_Work item_
Please give the listing again, word for word, with nothing left out.

_Data supplied_
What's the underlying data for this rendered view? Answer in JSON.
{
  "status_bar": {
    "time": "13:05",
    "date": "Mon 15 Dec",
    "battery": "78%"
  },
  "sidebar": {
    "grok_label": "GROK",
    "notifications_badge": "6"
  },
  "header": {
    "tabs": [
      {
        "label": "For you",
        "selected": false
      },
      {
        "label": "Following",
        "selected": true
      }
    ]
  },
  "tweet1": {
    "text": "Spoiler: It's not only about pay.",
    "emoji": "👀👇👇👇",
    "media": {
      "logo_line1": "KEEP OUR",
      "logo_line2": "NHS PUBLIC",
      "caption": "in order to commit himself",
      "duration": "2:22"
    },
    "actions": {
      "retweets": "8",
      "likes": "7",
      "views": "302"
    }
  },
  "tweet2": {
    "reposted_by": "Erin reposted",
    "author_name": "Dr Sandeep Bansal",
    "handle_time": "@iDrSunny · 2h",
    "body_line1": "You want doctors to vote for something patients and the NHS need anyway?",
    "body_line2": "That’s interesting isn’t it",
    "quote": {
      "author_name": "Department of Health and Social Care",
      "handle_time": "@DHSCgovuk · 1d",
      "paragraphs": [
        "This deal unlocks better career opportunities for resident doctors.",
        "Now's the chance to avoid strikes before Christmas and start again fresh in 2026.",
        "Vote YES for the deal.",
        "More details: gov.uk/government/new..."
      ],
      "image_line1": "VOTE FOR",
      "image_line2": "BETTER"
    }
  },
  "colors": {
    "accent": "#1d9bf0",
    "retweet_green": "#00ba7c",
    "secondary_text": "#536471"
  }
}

_Expected output_
What's the underlying data for this rendered view? Answer in JSON.
{
  "status_bar": {
    "time": "13:05",
    "date": "Mon 15 Dec",
    "battery": "78%"
  },
  "sidebar": {
    "grok_label": "GROK",
    "notifications_badge": "6"
  },
  "header": {
    "tabs": [
      {
        "label": "For you",
        "selected": false
      },
      {
        "label": "Following",
        "selected": true
      }
    ]
  },
  "tweet1": {
    "text": "Spoiler: It's not only about pay.",
    "emoji": "👀👇👇👇",
    "media": {
      "logo_line1": "KEEP OUR",
      "logo_line2": "NHS PUBLIC",
      "caption": "in order to commit himself",
      "duration": "2:22"
    },
    "actions": {
      "retweets": "8",
      "likes": "7",
      "views": "302"
    }
  },
  "tweet2": {
    "reposted_by": "Erin reposted",
    "author_name": "Dr Sandeep Bansal",
    "handle_time": "@iDrSunny · 2h",
    "body_line1": "You want doctors to vote for something patients and the NHS need anyway?",
    "body_line2": "That’s interesting isn’t it",
    "quote": {
      "author_name": "Department of Health and Social Care",
      "handle_time": "@DHSCgovuk · 1d",
      "paragraphs": [
        "This deal unlocks better career opportunities for resident doctors.",
        "Now's the chance to avoid strikes before Christmas and start again fresh in 2026.",
        "Vote YES for the deal.",
        "More details: gov.uk/government/new..."
      ],
      "image_line1": "VOTE FOR",
      "image_line2": "BETTER"
    }
  },
  "colors": {
    "accent": "#1d9bf0",
    "retweet_green": "#00ba7c",
    "secondary_text": "#536471"
  }
}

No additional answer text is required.